The Bureau of Land Management recently concluded an “emergency” bait-and-trap roundup at the Antelope Valley and Goshute Herd Management Areas in Nevada. A total of 902 wild horses were captured from Sept. 19-Oct. 2.
Twelve wild horses were killed for “pre-existing conditions” and three as a direct result of the roundup.
BLM reported that 10 of those wild horses suffered from starvation, emaciation and severe weakness. All had body condition scores of 1.0 to 2.5 on the 10-point scale used by the agency. Two more were put down for blindness.
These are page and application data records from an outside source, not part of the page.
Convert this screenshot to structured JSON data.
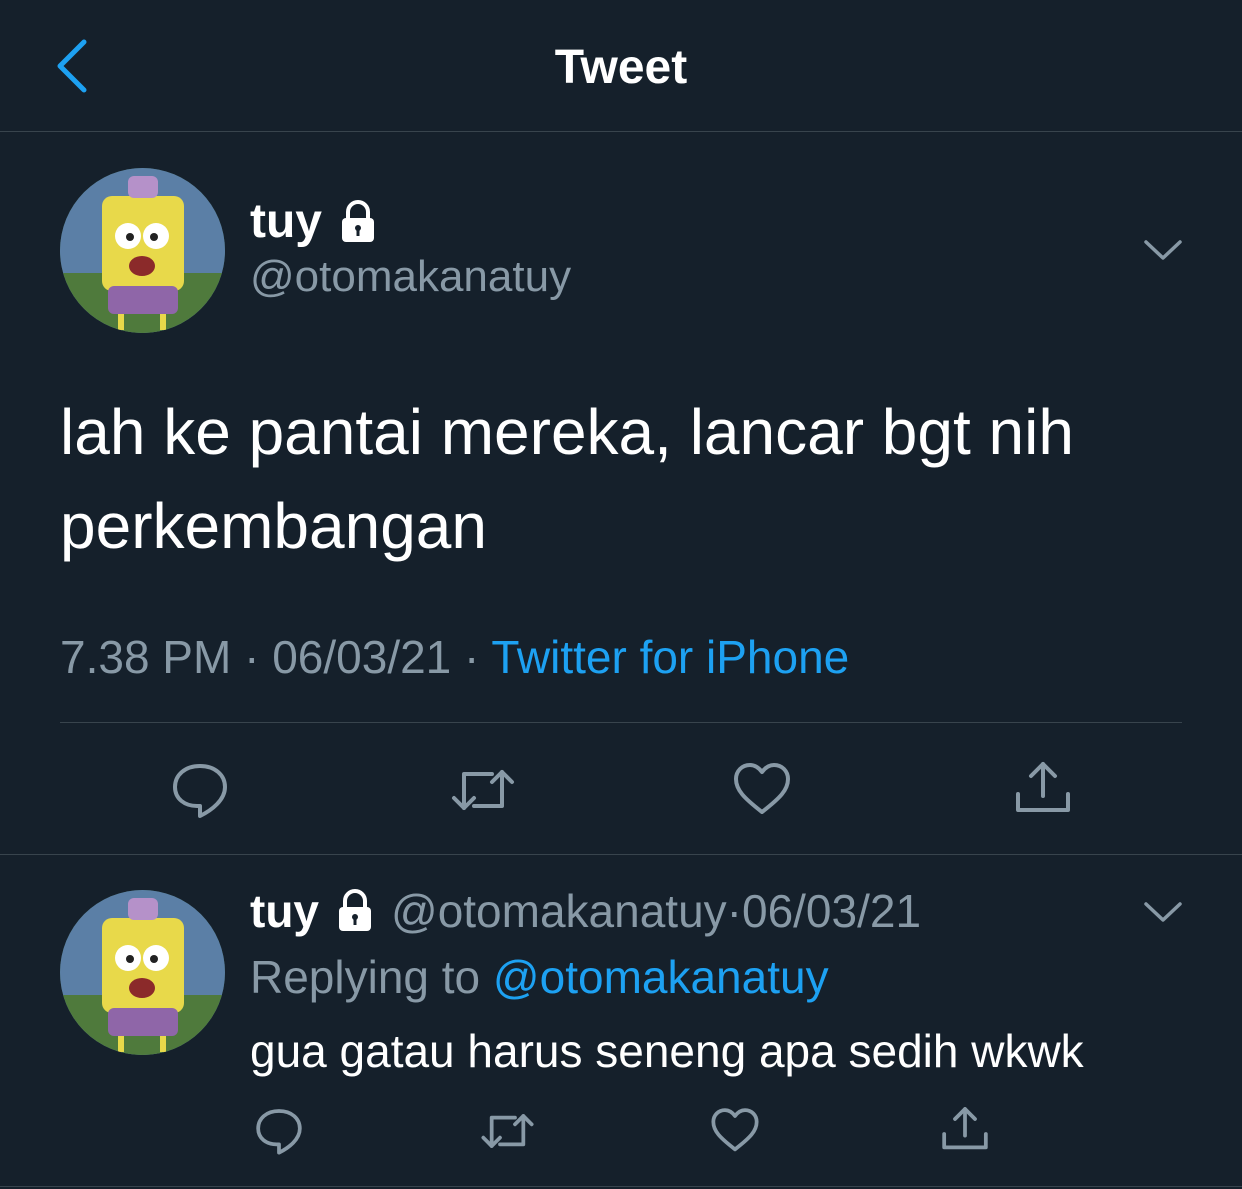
{
  "header": {
    "title": "Tweet"
  },
  "tweet": {
    "name": "tuy",
    "handle": "@otomakanatuy",
    "text": "lah ke pantai mereka, lancar bgt nih perkembangan",
    "time": "7.38 PM",
    "date": "06/03/21",
    "separator": " · ",
    "source": "Twitter for iPhone"
  },
  "reply": {
    "name": "tuy",
    "handle": "@otomakanatuy",
    "separator": " · ",
    "date": "06/03/21",
    "replying_label": "Replying to ",
    "replying_to": "@otomakanatuy",
    "text": "gua gatau harus seneng apa sedih wkwk"
  },
  "colors": {
    "background": "#15202b",
    "accent": "#1da1f2",
    "secondary_text": "#8899a6",
    "divider": "#38444d"
  },
  "icons": [
    "back-chevron-icon",
    "lock-icon",
    "chevron-down-icon",
    "reply-icon",
    "retweet-icon",
    "like-icon",
    "share-icon"
  ]
}
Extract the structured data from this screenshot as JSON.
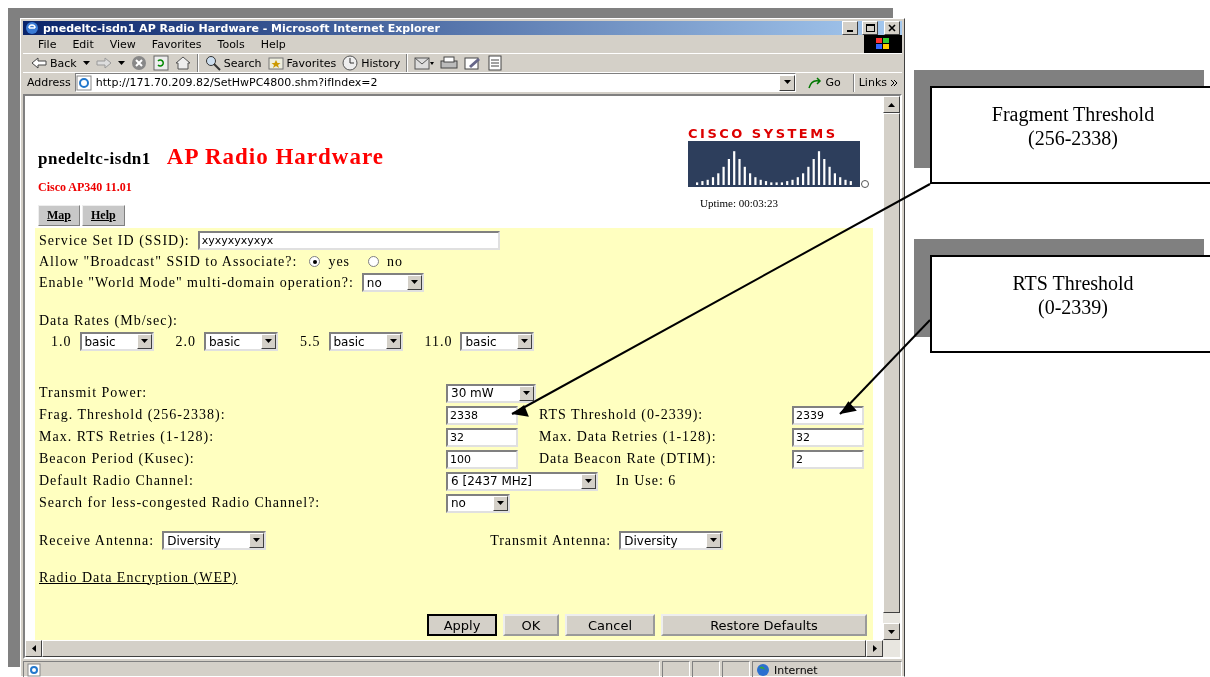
{
  "window": {
    "title": "pnedeltc-isdn1 AP Radio Hardware - Microsoft Internet Explorer"
  },
  "menu": [
    "File",
    "Edit",
    "View",
    "Favorites",
    "Tools",
    "Help"
  ],
  "toolbar": [
    {
      "kind": "back",
      "label": "Back"
    },
    {
      "kind": "forward"
    },
    {
      "kind": "stop"
    },
    {
      "kind": "refresh"
    },
    {
      "kind": "home"
    },
    {
      "kind": "search",
      "label": "Search"
    },
    {
      "kind": "favorites",
      "label": "Favorites"
    },
    {
      "kind": "history",
      "label": "History"
    },
    {
      "kind": "mail"
    },
    {
      "kind": "print"
    },
    {
      "kind": "edit"
    },
    {
      "kind": "discuss"
    }
  ],
  "address": {
    "label": "Address",
    "url": "http://171.70.209.82/SetHwPC4800.shm?ifIndex=2",
    "go": "Go",
    "links": "Links"
  },
  "page": {
    "host": "pnedeltc-isdn1",
    "title": "AP Radio Hardware",
    "model": "Cisco AP340 11.01",
    "nav": [
      "Map",
      "Help"
    ],
    "brand": "CISCO SYSTEMS",
    "uptime": "Uptime: 00:03:23"
  },
  "form": {
    "ssid": {
      "label": "Service Set ID (SSID):",
      "value": "xyxyxyxyxyx"
    },
    "broadcast": {
      "label": "Allow \"Broadcast\" SSID to Associate?:",
      "options": [
        {
          "label": "yes",
          "selected": true
        },
        {
          "label": "no",
          "selected": false
        }
      ]
    },
    "world_mode": {
      "label": "Enable \"World Mode\" multi-domain operation?:",
      "value": "no"
    },
    "data_rates": {
      "label": "Data Rates  (Mb/sec):",
      "rates": [
        {
          "rate": "1.0",
          "value": "basic"
        },
        {
          "rate": "2.0",
          "value": "basic"
        },
        {
          "rate": "5.5",
          "value": "basic"
        },
        {
          "rate": "11.0",
          "value": "basic"
        }
      ]
    },
    "transmit_power": {
      "label": "Transmit Power:",
      "value": "30 mW"
    },
    "pairs": [
      {
        "label": "Frag. Threshold (256-2338):",
        "value": "2338",
        "label2": "RTS Threshold (0-2339):",
        "value2": "2339"
      },
      {
        "label": "Max. RTS Retries (1-128):",
        "value": "32",
        "label2": "Max. Data Retries (1-128):",
        "value2": "32"
      },
      {
        "label": "Beacon Period (Kusec):",
        "value": "100",
        "label2": "Data Beacon Rate (DTIM):",
        "value2": "2"
      }
    ],
    "default_channel": {
      "label": "Default Radio Channel:",
      "value": "6  [2437 MHz]",
      "in_use": "In Use: 6"
    },
    "search_channel": {
      "label": "Search for less-congested Radio Channel?:",
      "value": "no"
    },
    "receive_antenna": {
      "label": "Receive Antenna:",
      "value": "Diversity"
    },
    "transmit_antenna": {
      "label": "Transmit Antenna:",
      "value": "Diversity"
    },
    "link": "Radio Data Encryption (WEP)",
    "buttons": [
      {
        "label": "Apply",
        "default": true
      },
      {
        "label": "OK",
        "default": false
      },
      {
        "label": "Cancel",
        "default": false
      },
      {
        "label": "Restore Defaults",
        "default": false
      }
    ]
  },
  "status_bar": {
    "zone": "Internet"
  },
  "callouts": [
    {
      "title": "Fragment Threshold",
      "range": "(256-2338)"
    },
    {
      "title": "RTS Threshold",
      "range": "(0-2339)"
    }
  ]
}
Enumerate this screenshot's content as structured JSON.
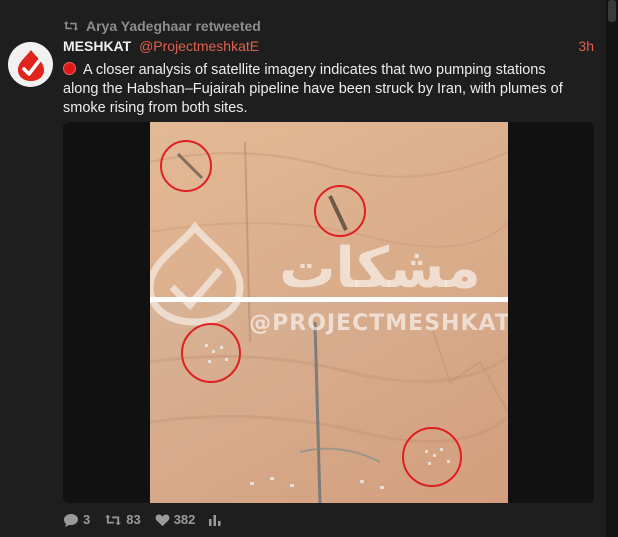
{
  "retweet": {
    "label": "Arya Yadeghaar retweeted",
    "icon": "retweet-icon"
  },
  "tweet": {
    "author_name": "MESHKAT",
    "author_handle": "@ProjectmeshkatE",
    "timestamp": "3h",
    "text": "A closer analysis of satellite imagery indicates that two pumping stations along the Habshan–Fujairah pipeline have been struck by Iran, with plumes of smoke rising from both sites.",
    "media": {
      "watermark_arabic": "مشكات",
      "watermark_handle": "@PROJECTMESHKAT",
      "highlight_circles": 4
    }
  },
  "actions": {
    "replies": "3",
    "retweets": "83",
    "likes": "382"
  },
  "colors": {
    "background": "#1e1e1e",
    "accent": "#e0604a",
    "alert_red": "#dd1a1a",
    "muted": "#8d8d8d"
  }
}
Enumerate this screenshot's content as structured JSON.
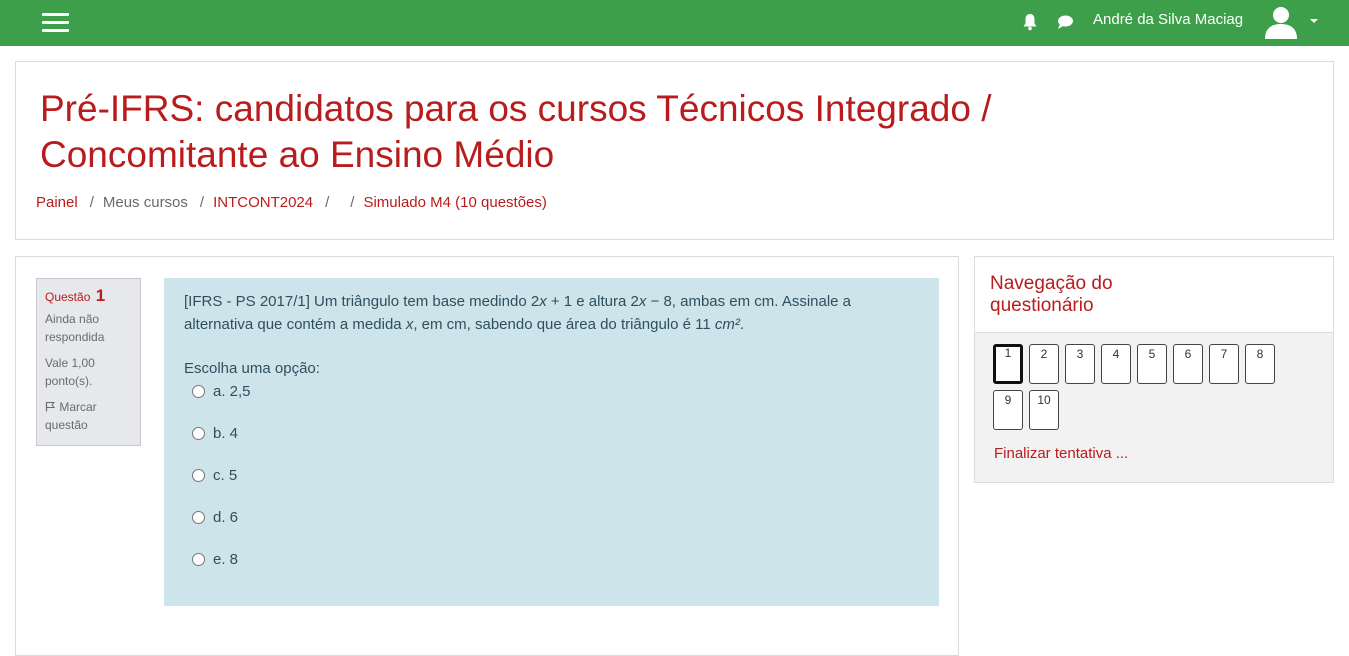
{
  "navbar": {
    "menu_icon": "hamburger-menu-icon",
    "notifications_icon": "bell-icon",
    "messages_icon": "chat-bubble-icon",
    "user_name": "André da Silva Maciag",
    "avatar_icon": "user-avatar-icon",
    "user_menu_icon": "caret-down-icon",
    "bar_color": "#3e9f4a"
  },
  "header": {
    "title": "Pré-IFRS: candidatos para os cursos Técnicos Integrado / Concomitante ao Ensino Médio",
    "breadcrumb": [
      "Painel",
      "Meus cursos",
      "INTCONT2024",
      "",
      "Simulado M4 (10 questões)"
    ]
  },
  "question": {
    "label": "Questão",
    "number": "1",
    "state": "Ainda não respondida",
    "grade": "Vale 1,00 ponto(s).",
    "flag_icon": "flag-icon",
    "flag_label": "Marcar questão",
    "text_part1": "[IFRS - PS 2017/1] Um triângulo tem base medindo 2",
    "text_var1": "x",
    "text_part2": " + 1 e altura 2",
    "text_var2": "x",
    "text_part3": " − 8, ambas em cm. Assinale a alternativa que contém a medida ",
    "text_var3": "x",
    "text_part4": ", em cm, sabendo que área do triângulo é 11 ",
    "text_unit": "cm²",
    "text_part5": ".",
    "prompt": "Escolha uma opção:",
    "options": [
      "a. 2,5",
      "b. 4",
      "c. 5",
      "d. 6",
      "e. 8"
    ]
  },
  "quiz_nav": {
    "title": "Navegação do questionário",
    "buttons": [
      "1",
      "2",
      "3",
      "4",
      "5",
      "6",
      "7",
      "8",
      "9",
      "10"
    ],
    "current": "1",
    "finish_label": "Finalizar tentativa ..."
  },
  "colors": {
    "accent": "#b81c1c",
    "question_bg": "#cde5ea"
  }
}
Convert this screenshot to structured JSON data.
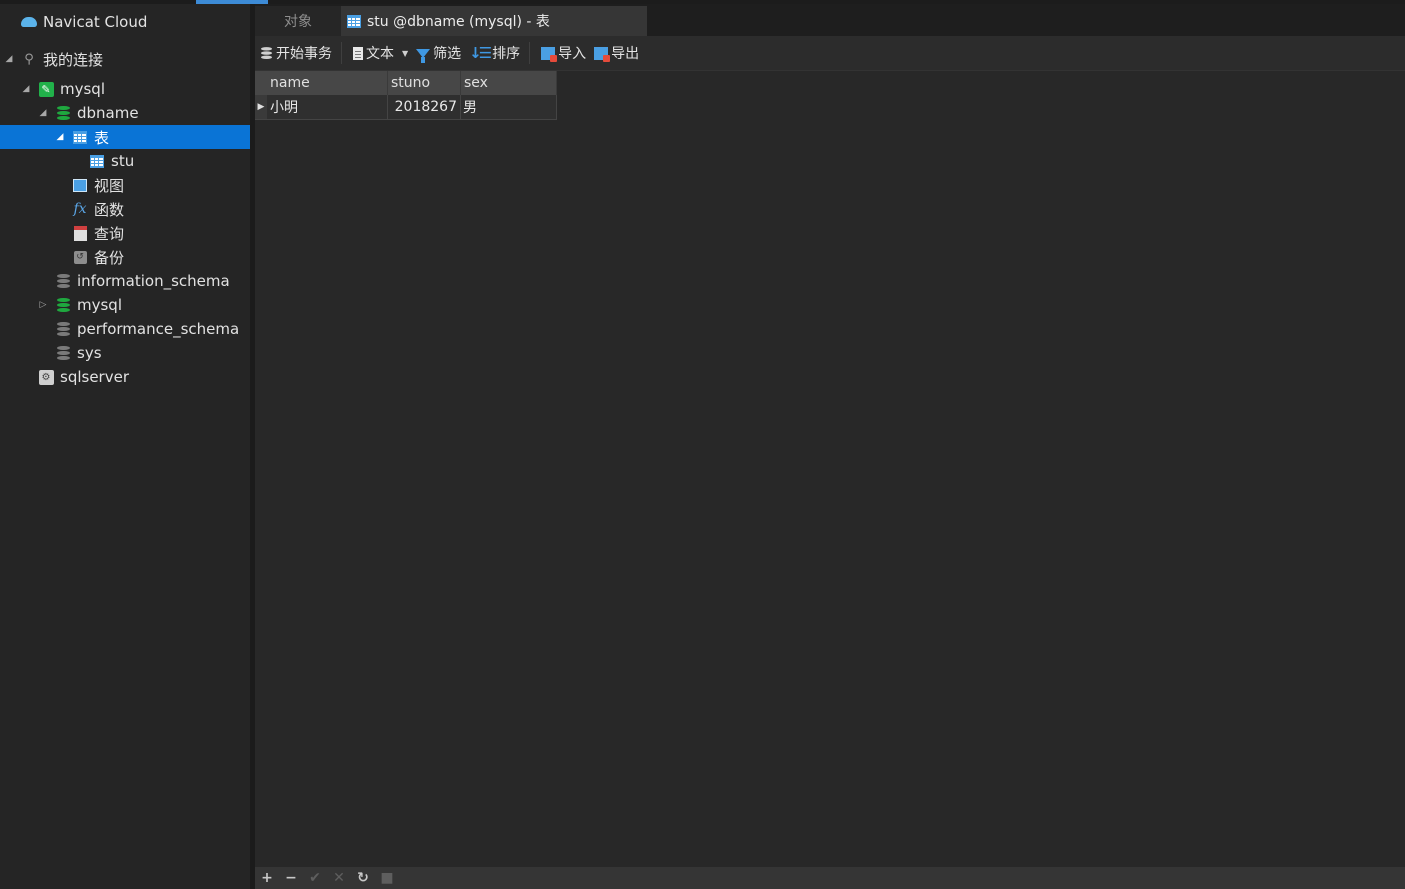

Three wild horses died from breaking their necks on their panels after being captured.
The roundup was conducted “due to deteriorating animal health from lack of water and forage on the range,” according to a press release. BLM says that because of limited water on the HMAs, wild horses were seeking water at Dolly Varden Springs, which is located on private land.
As of March 2018, the estimated population of 502,909-acre Antelope Valley was 1,755 wild horses compared to an agency-set “Appropriate Management Level” of 155-259, or as low as one horse for every 3,245 acres.
All of the Antelope Valley Herd Management Area is open to the grazing of private cattle, with a maximum allotment of 5,376 Animal Unit Months. One Animal Unit Month is defined as a month’s forage for one horse, one cow / calf pair or five sheep. Actual livestock grazing use over the past 10 years averaged 883 AUM, or 16% of the maximum.
At 267,277-acre Goshute, the population was 1,429 wild horses compared to an agency-set AML of 74-123. Permitted livestock use at Goshute is 465 AUM. No 10-year use numbers were provided in BLM planning documents.
Wild horses removed from the herd management areas will be separated from their family bands, sorted by age and gender, then transported to the Indian Lakes Off-Range Wild Horse and Burro Corrals in Fallon, Nev., where they will be readied for BLM’s adoption program.
Gather reports and more information are posted on BLM’s website at https://go.usa.gov/xP4mv.
Call your members of Congress at (202) 225-3121 (to find direct numbers, go to https://www.callmycongress.com).
Urge your senators to:
* Stand strong in Conference committee on the Senate’s language protecting wild horses and burros and on defunding horse slaughter, if the senator sits on the Senate Appropriations Committee (click for a list of members: https://www.appropriations.senate.gov/about/members).
For senators *not* on the Senate Appropriations Committee: Ask them to tell members of the Conference committee that constituents do not want them to waiver either on protecting wild horses or defunding horse slaughter.
* Oppose a new, quietly implemented BLM policy increasing the number of wild horses that can be sold to individuals and the frequency of those sales. This move will only lead to the slaughter of wild horses, something Congress has strongly rejected;
* Support the SAFE Act (S. 1706) to ban slaughter and the transportation of horses for slaughter.
Urge your congressional representative to:
* Oppose a new, quietly implemented BLM increasing the number of wild horses that can be sold to individuals and the frequency of those sales. This move will only lead to the slaughter of wild horses, something Congress has strongly rejected;
* Oppose the House version of the FY19 Interior Appropriations bill because it contains an amendment allowing for the mass sterilization of wild horses and burros; instead, ask your representative to support Senate language on wild horses being considered by the House and Senate Conference committee, instead;
* Oppose the FY19 Agriculture Appropriations bill because it does not include the horse slaughter inspection defund language; instead, ask your representative to support the Senate language being considered by the House and Senate Conference committee, instead;
* Support the SAFE Act (H.R. 113) to ban slaughter and the transportation of horses for slaughter;
* Support the Horse Transportation Safety Act (H.R. 4040) to ban hauling horses on double-deck trailers under all circumstances.
Donate to RTF’s Wild Horse Defense Fund, which fuels our lobbying, grassroots advocacy, selective litigation and on-range monitoring of roundups.